Putting Tongues in Place
My first hurdle, personally, was to determine if Paul spoke about tongues as “a prayer language” that was distinct from the gift of tongues used to edify the church. In I Cor. 14. Paul explains why speaking in tongues in church without interpretation is counterproductive. He also teaches us the following concerning tongues:
Speaking in tongues is a form of speaking to God, by the power of God and it is a mystery (vs.2) that strengthens the person who is praying (vs. 3) Paul states his strong desires that everyone speak in tongues (vs. 5)* and boasts that he personally speaks in tongues more than everyone (vs.18). Tongues are a sign for “unbelievers” (vs. 22) and an expected part of church gatherings (vs. 26). The only limit he gives is that no more than two or three messages in tongues with interpretation should occur per meeting, so everyone in the church has a chance to contribute using his or her corporate gift. (vs. 27). Even as Paul reminds the Corinthians of the importance of orderly worship, he says clearly “don’t forbid speaking in tongues” (vs. 39).
The Big “But”
My original question was why anyone would think of tongues as “private prayer language” that was not one and the same as the gift listed in Chapter 12. (If Paul could have made paragraph breaks, used HTML and inserted emoticons, a lot of things would be easier to understand. Just saying….) The truth that praying in tongues privately, should not be confused with the gift of tongues spoken in a corporate setting as prompted by the Holy Spirit, is the very reason Paul had to write chapter 14. He spends so much time explaining the difference, that I nearly missed the glaringly obvious “but“. Paul’s boasts how much he spoke in tongues, privately, and the very next phrase is “But in church …”
Right there in front of me Paul made a distinction between speaking in tongues privately and speaking in tongues in church. Oops. In fact, he spent much of the chapter parsing the two that I couldn’t see the forest for the trees. So there I was, willing to consider that “mature/perfect” (I Cor. 13:10) might somehow be contorted to mean “the authoritative canon of scripture” yet I was overlooking a conjunction of contrast with an unmistakable meaning: “but”. Why? Because like most people I am tempted to harmonize my experience with scripture so I am comfortable with my lack. The real problem most of us have with scripture surrounding the gifts is they point out our church experience lacks what scripture says should be normative. That should not cause us to reinterpret scripture. It should cause us to earnestly seek that which we lack.

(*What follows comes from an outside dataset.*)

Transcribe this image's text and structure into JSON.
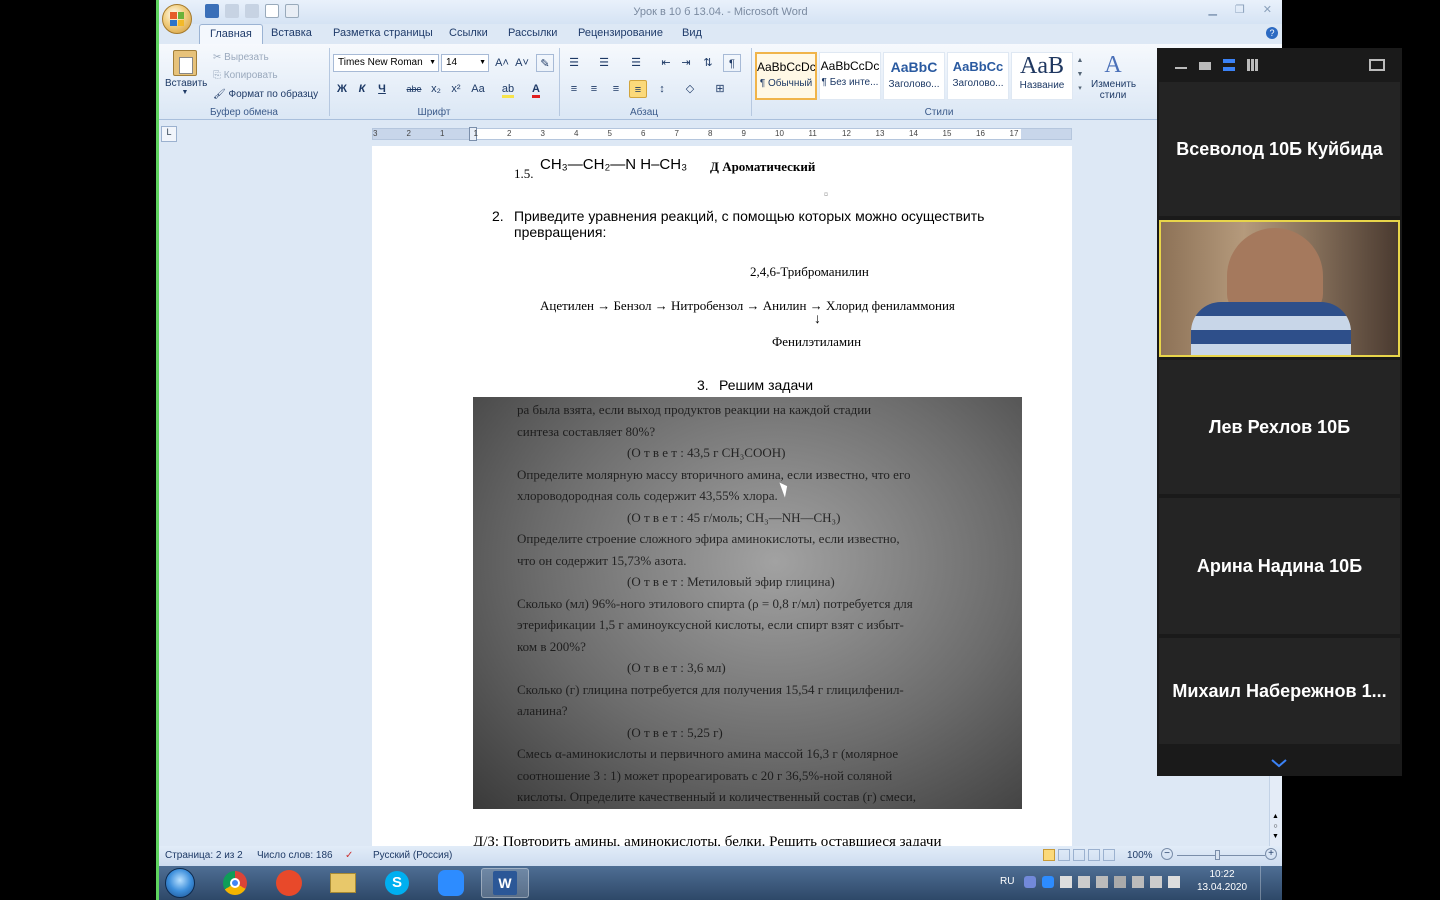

I had studied myself into a corner: Paul did indeed distinguish between praying in tongues privately and the gift of tongues as a sign to unbelievers. Like it or not, I had to dig deeper and so this series will continue….
Next Time: I Skinned My Shin on a Honda
*(The words “wish” or “could” are not in Greek, so adding them to English sounds like it would really great if people could speak in tongues but it is not actually possible. If Paul wanted to express wishful thinking, he would have used the subjunctive. Instead, Paul used the indicative form. Paul is expressing a strong desire that everyone speak in tongues, not to frustrate people who have not done so, or make them feel bad, but to encourage them to keep seeking.)